→ What needs to be done
Which lines of the data include the string "chevron"? List them all.

[Excerpts from an interface dataset]
• • • • • • •
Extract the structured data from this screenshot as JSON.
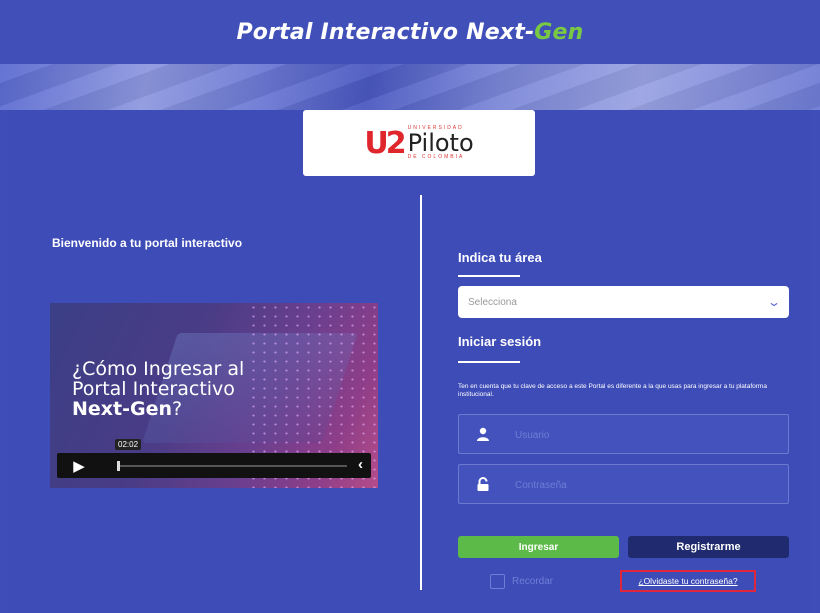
{
  "header": {
    "title_main": "Portal Interactivo Ne",
    "title_x": "x",
    "title_t": "t-",
    "title_accent": "Gen"
  },
  "logo": {
    "mark": "U2",
    "small_top": "UNIVERSIDAD",
    "name": "Piloto",
    "small_bottom": "DE COLOMBIA"
  },
  "left": {
    "welcome": "Bienvenido a tu portal interactivo",
    "video": {
      "line1": "¿Cómo Ingresar al",
      "line2": "Portal Interactivo",
      "line3_bold": "Next-Gen",
      "line3_rest": "?",
      "time": "02:02"
    }
  },
  "right": {
    "area_label": "Indica tu área",
    "select": {
      "placeholder": "Selecciona"
    },
    "login_label": "Iniciar sesión",
    "notice": "Ten en cuenta que tu clave de acceso a este Portal es diferente a la que usas para ingresar a tu plataforma institucional.",
    "user_placeholder": "Usuario",
    "password_placeholder": "Contraseña",
    "login_button": "Ingresar",
    "register_button": "Registrarme",
    "remember": "Recordar",
    "forgot": "¿Olvidaste tu contraseña?"
  },
  "colors": {
    "background": "#3f4db8",
    "accent_green": "#5cba48",
    "register_navy": "#1f2b6e",
    "highlight_red": "#e0263a"
  },
  "icons": {
    "user": "user-icon",
    "lock": "lock-icon",
    "play": "play-icon",
    "chevron": "chevron-down-icon",
    "prev": "chevron-left-icon"
  }
}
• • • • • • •
→ Response to this exercise
    "chevron": "chevron-down-icon",
    "prev": "chevron-left-icon"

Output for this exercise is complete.